In the past three months, agents with the Attorney General's Firearms Division have used the state's criminal history records to identify individuals who illegally possess one or more firearms. Specifically, agents are using court records and DOJ databases to identify individuals who illegally possess a firearm due to a felony conviction, domestic violence restraining order or mental health report declaring them a danger to themselves or others.
After identifying the most dangerous of these individuals, DOJ agents obtain search and arrest warrants, notify local law enforcement that they will be serving these warrants and invite the local agencies as well as agents from the federal Bureau of Alcohol, Tobacco and Firearms to participate.
As of Sunday, the Department of Justice has identified more than 260 individuals, arrested 20 and seized more than 120 weapons.

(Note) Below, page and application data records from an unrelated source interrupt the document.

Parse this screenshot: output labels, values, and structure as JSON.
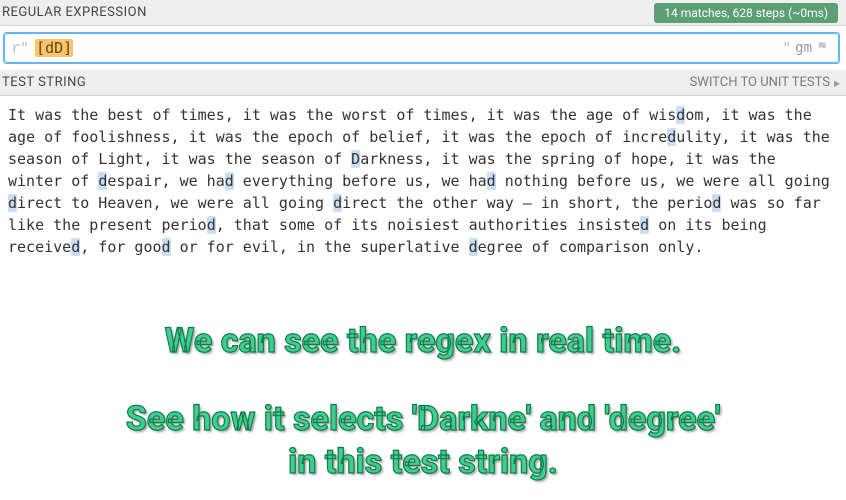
{
  "regex": {
    "section_label": "REGULAR EXPRESSION",
    "match_info": "14 matches, 628 steps (~0ms)",
    "prefix": "r\"",
    "charclass": "[dD]",
    "close_quote": "\"",
    "flags": "gm"
  },
  "test": {
    "section_label": "TEST STRING",
    "switch_label": "SWITCH TO UNIT TESTS",
    "content": "It was the best of times, it was the worst of times, it was the age of wisdom, it was the age of foolishness, it was the epoch of belief, it was the epoch of incredulity, it was the season of Light, it was the season of Darkness, it was the spring of hope, it was the winter of despair, we had everything before us, we had nothing before us, we were all going direct to Heaven, we were all going direct the other way – in short, the period was so far like the present period, that some of its noisiest authorities insisted on its being received, for good or for evil, in the superlative degree of comparison only."
  },
  "overlay": {
    "line1": "We can see the regex in real time.",
    "line2a": "See how it selects 'Darkne' and 'degree'",
    "line2b": "in this test string."
  },
  "chart_data": null
}
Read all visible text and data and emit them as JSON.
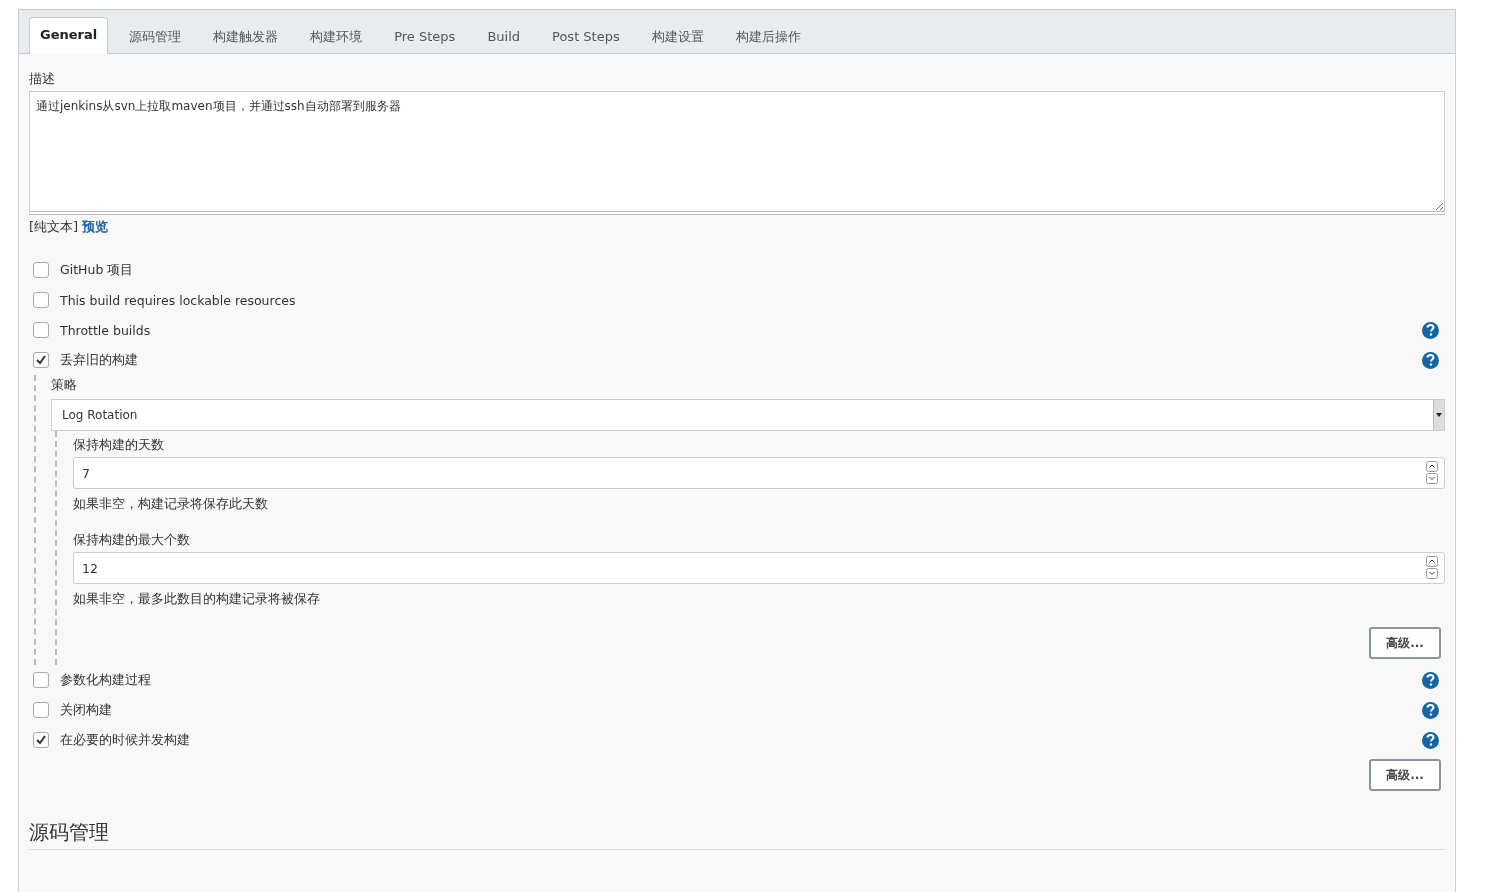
{
  "tabs": [
    {
      "label": "General",
      "selected": true
    },
    {
      "label": "源码管理",
      "selected": false
    },
    {
      "label": "构建触发器",
      "selected": false
    },
    {
      "label": "构建环境",
      "selected": false
    },
    {
      "label": "Pre Steps",
      "selected": false
    },
    {
      "label": "Build",
      "selected": false
    },
    {
      "label": "Post Steps",
      "selected": false
    },
    {
      "label": "构建设置",
      "selected": false
    },
    {
      "label": "构建后操作",
      "selected": false
    }
  ],
  "description": {
    "label": "描述",
    "value": "通过jenkins从svn上拉取maven项目，并通过ssh自动部署到服务器",
    "format": "[纯文本]",
    "preview_link": "预览"
  },
  "options": [
    {
      "label": "GitHub 项目",
      "checked": false,
      "help": false
    },
    {
      "label": "This build requires lockable resources",
      "checked": false,
      "help": false
    },
    {
      "label": "Throttle builds",
      "checked": false,
      "help": true
    },
    {
      "label": "丢弃旧的构建",
      "checked": true,
      "help": true,
      "details": {
        "strategy_label": "策略",
        "strategy": "Log Rotation",
        "fields": [
          {
            "label": "保持构建的天数",
            "value": "7",
            "hint": "如果非空，构建记录将保存此天数"
          },
          {
            "label": "保持构建的最大个数",
            "value": "12",
            "hint": "如果非空，最多此数目的构建记录将被保存"
          }
        ],
        "advanced_button": "高级..."
      }
    },
    {
      "label": "参数化构建过程",
      "checked": false,
      "help": true
    },
    {
      "label": "关闭构建",
      "checked": false,
      "help": true
    },
    {
      "label": "在必要的时候并发构建",
      "checked": true,
      "help": true
    }
  ],
  "advanced_button": "高级...",
  "scm": {
    "heading": "源码管理"
  }
}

Individuals arrested have had an average of four firearms in their possession.
More than 40 percent of the individuals arrested/identified for being in the illegal possession of weapons were prohibited from possessing firearms because of a domestic violence conviction or restraining order.
The "Armed and Prohibited" program was created by SB 950, sponsored by the Attorney General and the California State Sheriffs Association and authored by Sen. Jim Brulte, R-Rancho Cucamonga. Signed by Gov. Gray Davis last year, the bill went into effect July 1, 2002.
Lockyer has designated two teams of five agents each to identify and arrest the "worst of the worst" individuals who are "Armed and Prohibited." By the end of the year, he expects to have 15 agents who determine which individuals they should target based on the number of weapons they own and the seriousness of their prohibiting offense.
The Department of Justice plans to create a database to automatically cross-reference the names of individuals owning guns with court convictions, domestic violence restraining orders and records of individuals deemed a danger to themselves or others. Lockyer estimates that such a database would initially contain 170,000 names, and that 17,000 will be added each year.
The "Armed and Prohibited" database will be available to all California law enforcement agencies, whose officers then will be able to determine whether an individual is "armed and prohibited," by entering an individual's name.
"Not only will the database assist officers in their ability to disarm individuals who illegally possess firearms," Lockyer said, "it also will ensure that officers possess critical information for their own safety when they make traffic stops or arrive at the scene of a domestic violence disturbance."